● Work instructions
Repeat all entries word for word; skip images.

*** Opening of Records for the exercise ***

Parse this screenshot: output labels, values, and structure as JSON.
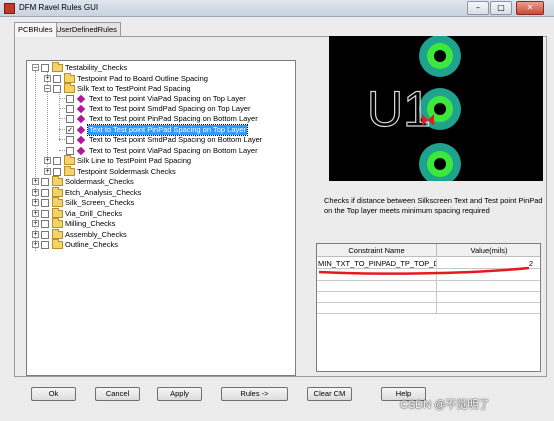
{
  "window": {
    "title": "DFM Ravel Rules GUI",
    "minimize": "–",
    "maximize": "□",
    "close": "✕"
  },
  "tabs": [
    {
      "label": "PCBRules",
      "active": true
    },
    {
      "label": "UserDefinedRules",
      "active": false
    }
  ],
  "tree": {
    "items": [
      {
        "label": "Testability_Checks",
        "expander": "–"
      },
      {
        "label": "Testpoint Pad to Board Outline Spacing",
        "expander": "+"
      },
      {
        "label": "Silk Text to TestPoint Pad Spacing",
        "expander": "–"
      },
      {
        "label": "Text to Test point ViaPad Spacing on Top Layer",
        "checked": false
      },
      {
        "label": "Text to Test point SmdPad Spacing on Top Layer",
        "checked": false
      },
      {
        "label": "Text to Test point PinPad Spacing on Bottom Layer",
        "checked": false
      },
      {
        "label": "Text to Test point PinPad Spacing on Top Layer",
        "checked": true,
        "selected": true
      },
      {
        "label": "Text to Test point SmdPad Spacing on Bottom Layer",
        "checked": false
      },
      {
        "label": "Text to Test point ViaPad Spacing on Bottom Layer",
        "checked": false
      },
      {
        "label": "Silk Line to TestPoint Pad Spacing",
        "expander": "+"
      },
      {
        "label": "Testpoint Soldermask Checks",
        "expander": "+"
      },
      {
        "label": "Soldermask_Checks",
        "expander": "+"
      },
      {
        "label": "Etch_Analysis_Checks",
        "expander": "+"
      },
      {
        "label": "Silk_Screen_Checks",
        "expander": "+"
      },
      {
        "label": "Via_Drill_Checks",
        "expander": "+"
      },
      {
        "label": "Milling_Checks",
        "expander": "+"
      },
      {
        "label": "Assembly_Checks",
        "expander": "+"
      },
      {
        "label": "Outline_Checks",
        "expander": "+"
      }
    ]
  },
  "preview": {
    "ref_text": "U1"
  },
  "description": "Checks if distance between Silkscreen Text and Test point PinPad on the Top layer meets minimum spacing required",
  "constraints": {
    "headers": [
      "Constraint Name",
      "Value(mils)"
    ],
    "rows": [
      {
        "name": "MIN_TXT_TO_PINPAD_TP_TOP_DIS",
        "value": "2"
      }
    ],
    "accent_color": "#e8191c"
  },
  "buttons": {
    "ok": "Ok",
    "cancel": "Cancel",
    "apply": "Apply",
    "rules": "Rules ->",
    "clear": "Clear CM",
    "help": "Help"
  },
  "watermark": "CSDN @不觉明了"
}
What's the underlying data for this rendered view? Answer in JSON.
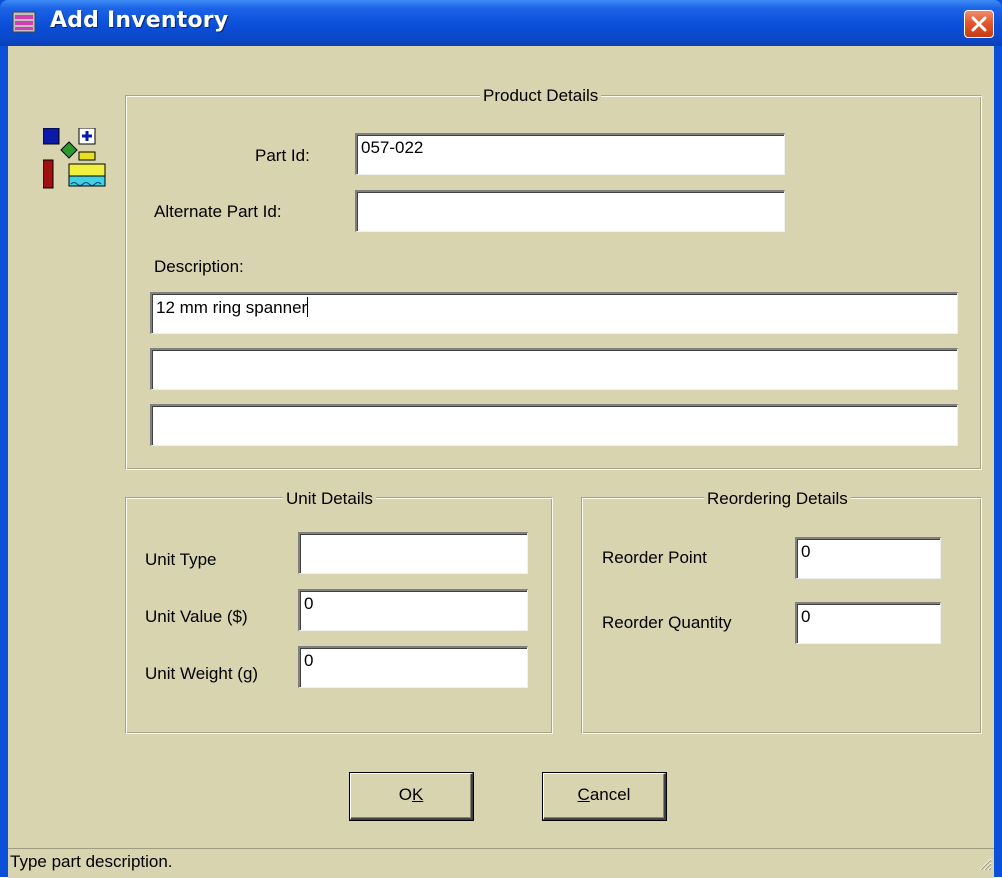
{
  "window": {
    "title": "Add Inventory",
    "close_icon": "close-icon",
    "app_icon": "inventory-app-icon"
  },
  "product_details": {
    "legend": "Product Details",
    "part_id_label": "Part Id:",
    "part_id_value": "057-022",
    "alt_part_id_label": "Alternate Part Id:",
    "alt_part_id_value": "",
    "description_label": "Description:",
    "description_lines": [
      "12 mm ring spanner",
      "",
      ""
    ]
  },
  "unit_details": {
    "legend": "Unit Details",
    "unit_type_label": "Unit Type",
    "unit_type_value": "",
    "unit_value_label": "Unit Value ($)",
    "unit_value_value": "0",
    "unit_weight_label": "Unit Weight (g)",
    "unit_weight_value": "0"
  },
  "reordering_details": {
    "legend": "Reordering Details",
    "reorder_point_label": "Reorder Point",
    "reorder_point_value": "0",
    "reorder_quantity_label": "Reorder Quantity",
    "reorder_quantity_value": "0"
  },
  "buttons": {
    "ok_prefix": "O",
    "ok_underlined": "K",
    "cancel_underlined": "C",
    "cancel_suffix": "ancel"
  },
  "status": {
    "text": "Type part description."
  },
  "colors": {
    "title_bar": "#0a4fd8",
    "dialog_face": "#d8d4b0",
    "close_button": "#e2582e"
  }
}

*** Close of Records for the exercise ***

● Written solution
Parse this screenshot: output labels, values, and structure as JSON.
{
  "window": {
    "title": "DFM Ravel Rules GUI",
    "minimize": "–",
    "maximize": "□",
    "close": "✕"
  },
  "tabs": [
    {
      "label": "PCBRules",
      "active": true
    },
    {
      "label": "UserDefinedRules",
      "active": false
    }
  ],
  "tree": {
    "items": [
      {
        "label": "Testability_Checks",
        "expander": "–"
      },
      {
        "label": "Testpoint Pad to Board Outline Spacing",
        "expander": "+"
      },
      {
        "label": "Silk Text to TestPoint Pad Spacing",
        "expander": "–"
      },
      {
        "label": "Text to Test point ViaPad Spacing on Top Layer",
        "checked": false
      },
      {
        "label": "Text to Test point SmdPad Spacing on Top Layer",
        "checked": false
      },
      {
        "label": "Text to Test point PinPad Spacing on Bottom Layer",
        "checked": false
      },
      {
        "label": "Text to Test point PinPad Spacing on Top Layer",
        "checked": true,
        "selected": true
      },
      {
        "label": "Text to Test point SmdPad Spacing on Bottom Layer",
        "checked": false
      },
      {
        "label": "Text to Test point ViaPad Spacing on Bottom Layer",
        "checked": false
      },
      {
        "label": "Silk Line to TestPoint Pad Spacing",
        "expander": "+"
      },
      {
        "label": "Testpoint Soldermask Checks",
        "expander": "+"
      },
      {
        "label": "Soldermask_Checks",
        "expander": "+"
      },
      {
        "label": "Etch_Analysis_Checks",
        "expander": "+"
      },
      {
        "label": "Silk_Screen_Checks",
        "expander": "+"
      },
      {
        "label": "Via_Drill_Checks",
        "expander": "+"
      },
      {
        "label": "Milling_Checks",
        "expander": "+"
      },
      {
        "label": "Assembly_Checks",
        "expander": "+"
      },
      {
        "label": "Outline_Checks",
        "expander": "+"
      }
    ]
  },
  "preview": {
    "ref_text": "U1"
  },
  "description": "Checks if distance between Silkscreen Text and Test point PinPad on the Top layer meets minimum spacing required",
  "constraints": {
    "headers": [
      "Constraint Name",
      "Value(mils)"
    ],
    "rows": [
      {
        "name": "MIN_TXT_TO_PINPAD_TP_TOP_DIS",
        "value": "2"
      }
    ],
    "accent_color": "#e8191c"
  },
  "buttons": {
    "ok": "Ok",
    "cancel": "Cancel",
    "apply": "Apply",
    "rules": "Rules ->",
    "clear": "Clear CM",
    "help": "Help"
  },
  "watermark": "CSDN @不觉明了"
}
What's the underlying data for this rendered view? Answer in JSON.
{
  "window": {
    "title": "Add Inventory",
    "close_icon": "close-icon",
    "app_icon": "inventory-app-icon"
  },
  "product_details": {
    "legend": "Product Details",
    "part_id_label": "Part Id:",
    "part_id_value": "057-022",
    "alt_part_id_label": "Alternate Part Id:",
    "alt_part_id_value": "",
    "description_label": "Description:",
    "description_lines": [
      "12 mm ring spanner",
      "",
      ""
    ]
  },
  "unit_details": {
    "legend": "Unit Details",
    "unit_type_label": "Unit Type",
    "unit_type_value": "",
    "unit_value_label": "Unit Value ($)",
    "unit_value_value": "0",
    "unit_weight_label": "Unit Weight (g)",
    "unit_weight_value": "0"
  },
  "reordering_details": {
    "legend": "Reordering Details",
    "reorder_point_label": "Reorder Point",
    "reorder_point_value": "0",
    "reorder_quantity_label": "Reorder Quantity",
    "reorder_quantity_value": "0"
  },
  "buttons": {
    "ok_prefix": "O",
    "ok_underlined": "K",
    "cancel_underlined": "C",
    "cancel_suffix": "ancel"
  },
  "status": {
    "text": "Type part description."
  },
  "colors": {
    "title_bar": "#0a4fd8",
    "dialog_face": "#d8d4b0",
    "close_button": "#e2582e"
  }
}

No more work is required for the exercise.